⟨
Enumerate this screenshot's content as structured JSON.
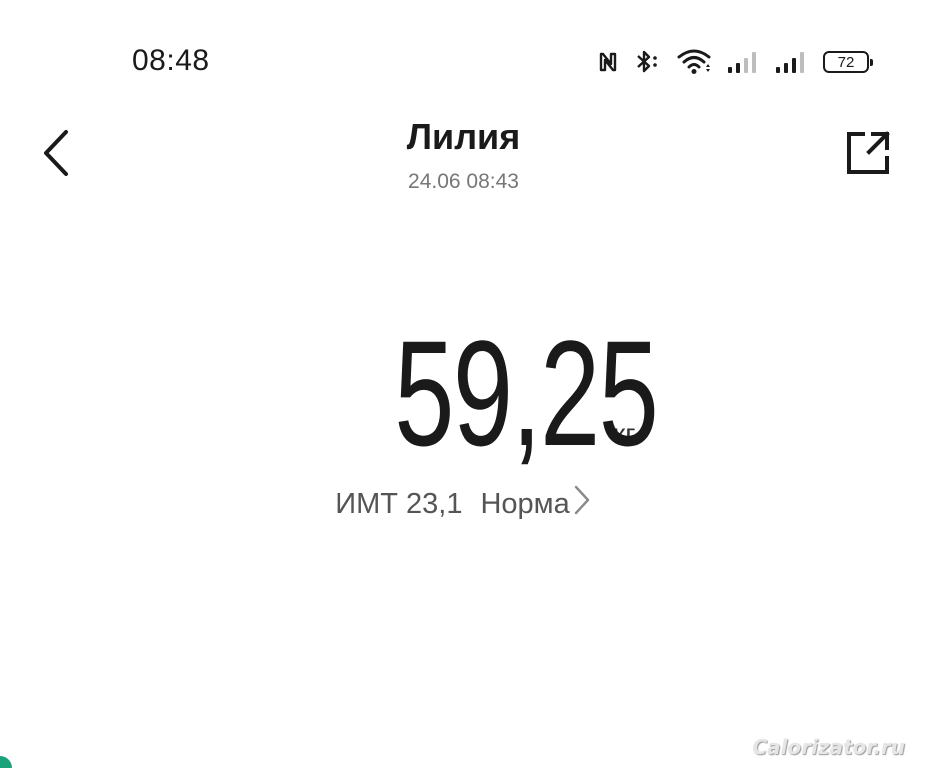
{
  "status_bar": {
    "time": "08:48",
    "battery_level": "72",
    "icons": [
      "nfc-icon",
      "bluetooth-icon",
      "wifi-icon",
      "signal-1-icon",
      "signal-2-icon",
      "battery-icon"
    ]
  },
  "header": {
    "title": "Лилия",
    "subtitle": "24.06 08:43",
    "back_icon": "chevron-left-icon",
    "share_icon": "share-out-icon"
  },
  "weight": {
    "value": "59,25",
    "unit": "кг"
  },
  "bmi": {
    "label": "ИМТ 23,1",
    "status": "Норма",
    "chevron_icon": "chevron-right-icon"
  },
  "watermark": {
    "text": "Calorizator.ru"
  },
  "colors": {
    "text_primary": "#1a1a1a",
    "text_secondary": "#777777",
    "accent_green": "#1aa37a",
    "background": "#ffffff"
  }
}
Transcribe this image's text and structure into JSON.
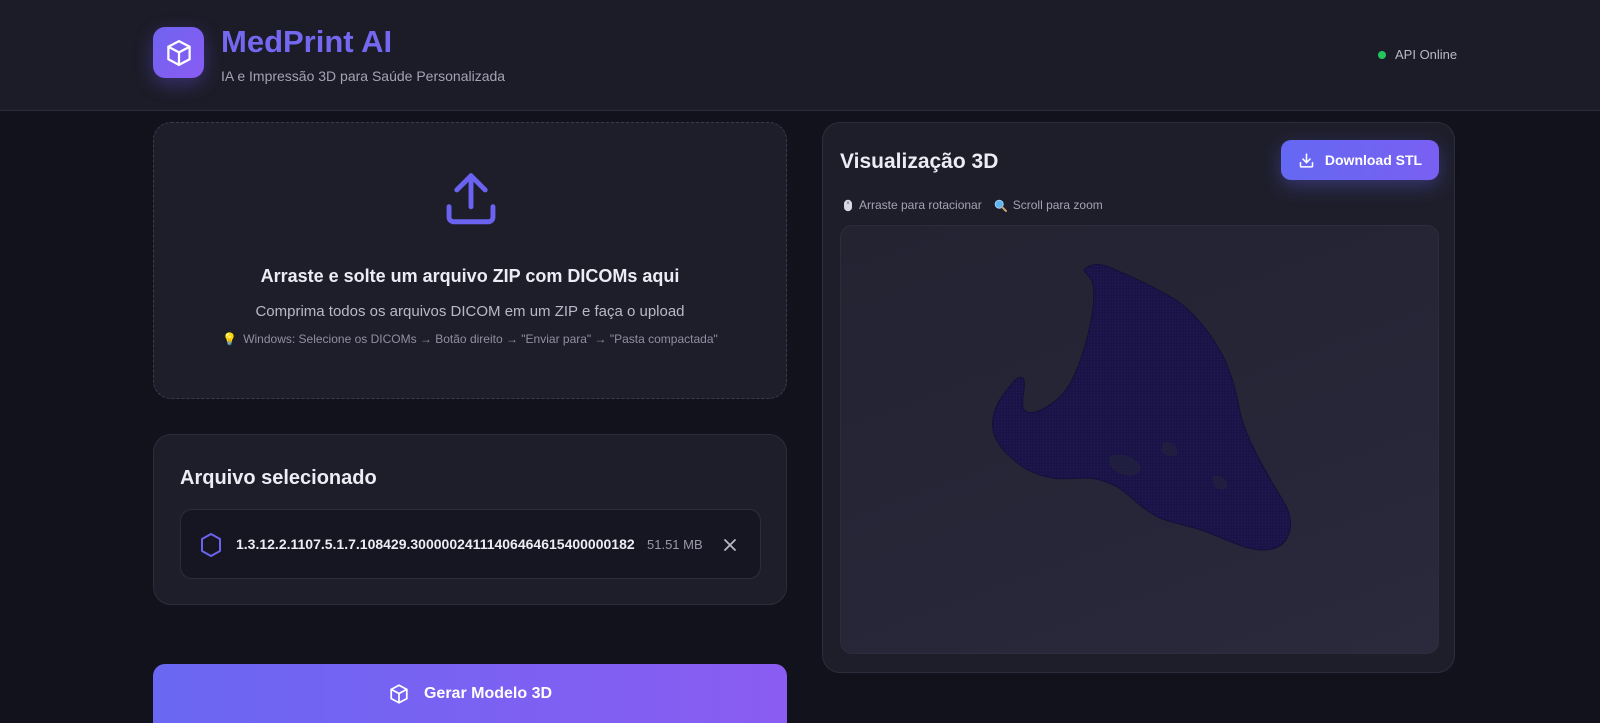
{
  "header": {
    "brand_title": "MedPrint AI",
    "brand_subtitle": "IA e Impressão 3D para Saúde Personalizada",
    "api_status": "API Online",
    "status_color": "#22c55e"
  },
  "dropzone": {
    "title": "Arraste e solte um arquivo ZIP com DICOMs aqui",
    "subtitle": "Comprima todos os arquivos DICOM em um ZIP e faça o upload",
    "tip": "Windows: Selecione os DICOMs → Botão direito → \"Enviar para\" → \"Pasta compactada\"",
    "icon": "upload-icon"
  },
  "selected_file": {
    "title": "Arquivo selecionado",
    "file_name": "1.3.12.2.1107.5.1.7.108429.30000024111406464615400000182",
    "file_size": "51.51 MB"
  },
  "generate": {
    "label": "Gerar Modelo 3D"
  },
  "viewer": {
    "title": "Visualização 3D",
    "download_label": "Download STL",
    "hint_rotate": "Arraste para rotacionar",
    "hint_zoom": "Scroll para zoom",
    "model_color": "#1a1446"
  },
  "colors": {
    "accent": "#6f63f0",
    "accent_secondary": "#8a5cf2",
    "background": "#12121c",
    "card": "#1e1e2b"
  }
}
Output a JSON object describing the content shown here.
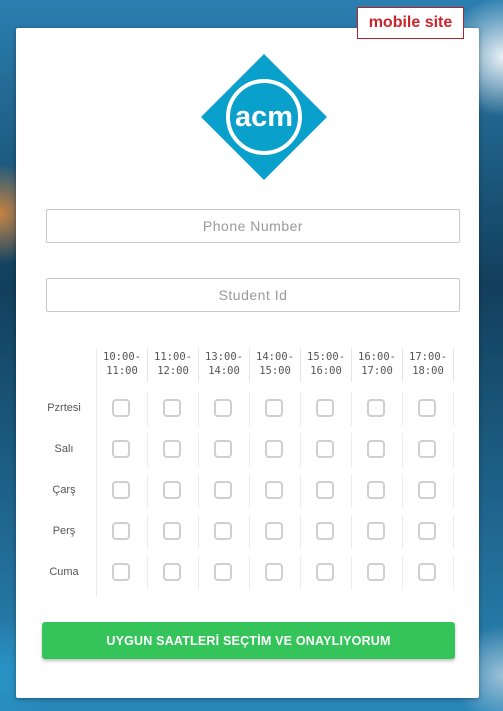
{
  "badge": {
    "label": "mobile site"
  },
  "logo": {
    "text": "acm",
    "color": "#0aa0cc"
  },
  "form": {
    "phone_placeholder": "Phone Number",
    "student_placeholder": "Student Id"
  },
  "schedule": {
    "time_slots": [
      {
        "start": "10:00-",
        "end": "11:00"
      },
      {
        "start": "11:00-",
        "end": "12:00"
      },
      {
        "start": "13:00-",
        "end": "14:00"
      },
      {
        "start": "14:00-",
        "end": "15:00"
      },
      {
        "start": "15:00-",
        "end": "16:00"
      },
      {
        "start": "16:00-",
        "end": "17:00"
      },
      {
        "start": "17:00-",
        "end": "18:00"
      }
    ],
    "days": [
      "Pzrtesi",
      "Salı",
      "Çarş",
      "Perş",
      "Cuma"
    ]
  },
  "submit": {
    "label": "UYGUN SAATLERİ SEÇTİM VE ONAYLIYORUM",
    "color": "#34c45a"
  }
}
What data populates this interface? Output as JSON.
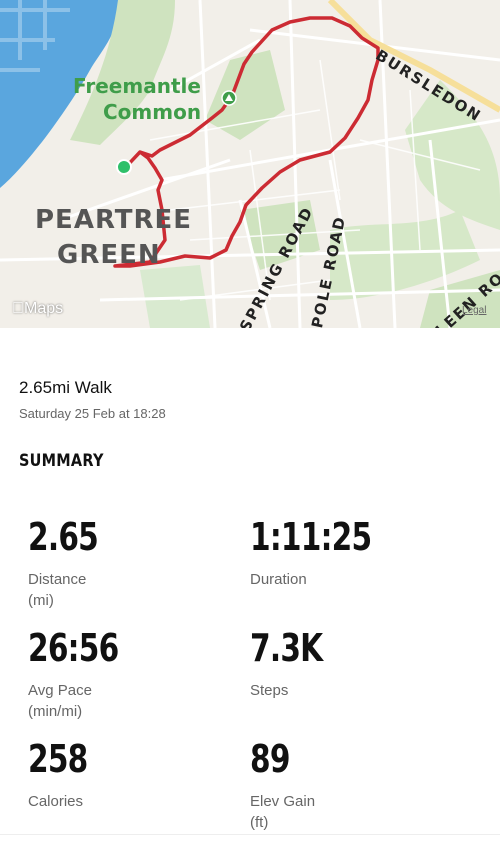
{
  "map": {
    "place_labels": {
      "peartree_1": "PEARTREE",
      "peartree_2": "GREEN",
      "freemantle_1": "Freemantle",
      "freemantle_2": "Common"
    },
    "road_labels": {
      "bursledon": "BURSLEDON",
      "spring": "SPRING ROAD",
      "pole": "POLE ROAD",
      "leen": "LEEN RO"
    },
    "attribution": "Maps",
    "legal": "Legal",
    "colors": {
      "water": "#5aa6de",
      "green": "#cfe3bf",
      "route": "#cc2b33",
      "start": "#2fc06a"
    }
  },
  "activity": {
    "title": "2.65mi Walk",
    "datetime": "Saturday 25 Feb at 18:28"
  },
  "summary": {
    "heading": "SUMMARY",
    "distance": {
      "value": "2.65",
      "label": "Distance",
      "unit": "(mi)"
    },
    "duration": {
      "value": "1:11:25",
      "label": "Duration"
    },
    "avg_pace": {
      "value": "26:56",
      "label": "Avg Pace",
      "unit": "(min/mi)"
    },
    "steps": {
      "value": "7.3K",
      "label": "Steps"
    },
    "calories": {
      "value": "258",
      "label": "Calories"
    },
    "elev_gain": {
      "value": "89",
      "label": "Elev Gain",
      "unit": "(ft)"
    }
  }
}
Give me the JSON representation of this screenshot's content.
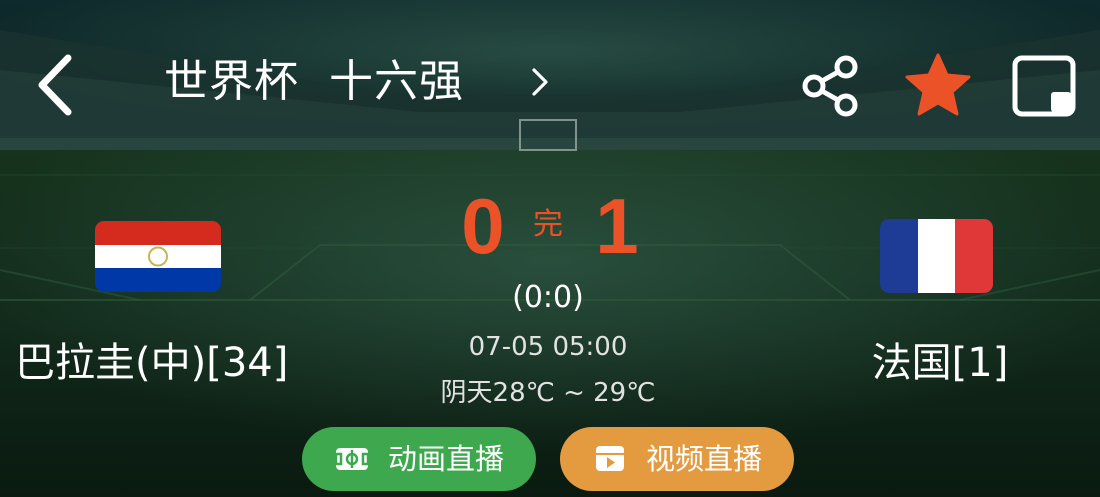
{
  "header": {
    "competition": "世界杯",
    "stage": "十六强",
    "icons": {
      "back": "chevron-left-icon",
      "stage_link": "chevron-right-icon",
      "share": "share-icon",
      "favorite": "star-icon",
      "pip": "picture-in-picture-icon"
    }
  },
  "match": {
    "home": {
      "name": "巴拉圭(中)[34]",
      "score": "0"
    },
    "away": {
      "name": "法国[1]",
      "score": "1"
    },
    "status": "完",
    "halftime": "(0:0)",
    "datetime": "07-05 05:00",
    "weather": "阴天28℃ ~ 29℃"
  },
  "actions": {
    "animation_live": "动画直播",
    "video_live": "视频直播"
  },
  "colors": {
    "score": "#ec5228",
    "favorite_star": "#ec5228",
    "animation_button": "#3ea84e",
    "video_button": "#e49b40"
  }
}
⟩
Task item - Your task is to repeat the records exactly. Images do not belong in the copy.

Result of the task -
Enumerate this screenshot's content as structured JSON.
{
  "status_bar": {
    "time": "08:48",
    "battery_level": "72",
    "icons": [
      "nfc-icon",
      "bluetooth-icon",
      "wifi-icon",
      "signal-1-icon",
      "signal-2-icon",
      "battery-icon"
    ]
  },
  "header": {
    "title": "Лилия",
    "subtitle": "24.06 08:43",
    "back_icon": "chevron-left-icon",
    "share_icon": "share-out-icon"
  },
  "weight": {
    "value": "59,25",
    "unit": "кг"
  },
  "bmi": {
    "label": "ИМТ 23,1",
    "status": "Норма",
    "chevron_icon": "chevron-right-icon"
  },
  "watermark": {
    "text": "Calorizator.ru"
  },
  "colors": {
    "text_primary": "#1a1a1a",
    "text_secondary": "#777777",
    "accent_green": "#1aa37a",
    "background": "#ffffff"
  }
}
Transcribe this image's text and structure into JSON.
{
  "header": {
    "brand_title": "MedPrint AI",
    "brand_subtitle": "IA e Impressão 3D para Saúde Personalizada",
    "api_status": "API Online",
    "status_color": "#22c55e"
  },
  "dropzone": {
    "title": "Arraste e solte um arquivo ZIP com DICOMs aqui",
    "subtitle": "Comprima todos os arquivos DICOM em um ZIP e faça o upload",
    "tip": "Windows: Selecione os DICOMs → Botão direito → \"Enviar para\" → \"Pasta compactada\"",
    "icon": "upload-icon"
  },
  "selected_file": {
    "title": "Arquivo selecionado",
    "file_name": "1.3.12.2.1107.5.1.7.108429.30000024111406464615400000182",
    "file_size": "51.51 MB"
  },
  "generate": {
    "label": "Gerar Modelo 3D"
  },
  "viewer": {
    "title": "Visualização 3D",
    "download_label": "Download STL",
    "hint_rotate": "Arraste para rotacionar",
    "hint_zoom": "Scroll para zoom",
    "model_color": "#1a1446"
  },
  "colors": {
    "accent": "#6f63f0",
    "accent_secondary": "#8a5cf2",
    "background": "#12121c",
    "card": "#1e1e2b"
  }
}
Output a JSON object describing the content shown here.
{
  "badge": {
    "label": "mobile site"
  },
  "logo": {
    "text": "acm",
    "color": "#0aa0cc"
  },
  "form": {
    "phone_placeholder": "Phone Number",
    "student_placeholder": "Student Id"
  },
  "schedule": {
    "time_slots": [
      {
        "start": "10:00-",
        "end": "11:00"
      },
      {
        "start": "11:00-",
        "end": "12:00"
      },
      {
        "start": "13:00-",
        "end": "14:00"
      },
      {
        "start": "14:00-",
        "end": "15:00"
      },
      {
        "start": "15:00-",
        "end": "16:00"
      },
      {
        "start": "16:00-",
        "end": "17:00"
      },
      {
        "start": "17:00-",
        "end": "18:00"
      }
    ],
    "days": [
      "Pzrtesi",
      "Salı",
      "Çarş",
      "Perş",
      "Cuma"
    ]
  },
  "submit": {
    "label": "UYGUN SAATLERİ SEÇTİM VE ONAYLIYORUM",
    "color": "#34c45a"
  }
}
What data populates this interface? Output as JSON.
{
  "map": {
    "place_labels": {
      "peartree_1": "PEARTREE",
      "peartree_2": "GREEN",
      "freemantle_1": "Freemantle",
      "freemantle_2": "Common"
    },
    "road_labels": {
      "bursledon": "BURSLEDON",
      "spring": "SPRING ROAD",
      "pole": "POLE ROAD",
      "leen": "LEEN RO"
    },
    "attribution": "Maps",
    "legal": "Legal",
    "colors": {
      "water": "#5aa6de",
      "green": "#cfe3bf",
      "route": "#cc2b33",
      "start": "#2fc06a"
    }
  },
  "activity": {
    "title": "2.65mi Walk",
    "datetime": "Saturday 25 Feb at 18:28"
  },
  "summary": {
    "heading": "SUMMARY",
    "distance": {
      "value": "2.65",
      "label": "Distance",
      "unit": "(mi)"
    },
    "duration": {
      "value": "1:11:25",
      "label": "Duration"
    },
    "avg_pace": {
      "value": "26:56",
      "label": "Avg Pace",
      "unit": "(min/mi)"
    },
    "steps": {
      "value": "7.3K",
      "label": "Steps"
    },
    "calories": {
      "value": "258",
      "label": "Calories"
    },
    "elev_gain": {
      "value": "89",
      "label": "Elev Gain",
      "unit": "(ft)"
    }
  }
}
Give me the JSON representation of this screenshot's content.
{
  "header": {
    "competition": "世界杯",
    "stage": "十六强",
    "icons": {
      "back": "chevron-left-icon",
      "stage_link": "chevron-right-icon",
      "share": "share-icon",
      "favorite": "star-icon",
      "pip": "picture-in-picture-icon"
    }
  },
  "match": {
    "home": {
      "name": "巴拉圭(中)[34]",
      "score": "0"
    },
    "away": {
      "name": "法国[1]",
      "score": "1"
    },
    "status": "完",
    "halftime": "(0:0)",
    "datetime": "07-05 05:00",
    "weather": "阴天28℃ ~ 29℃"
  },
  "actions": {
    "animation_live": "动画直播",
    "video_live": "视频直播"
  },
  "colors": {
    "score": "#ec5228",
    "favorite_star": "#ec5228",
    "animation_button": "#3ea84e",
    "video_button": "#e49b40"
  }
}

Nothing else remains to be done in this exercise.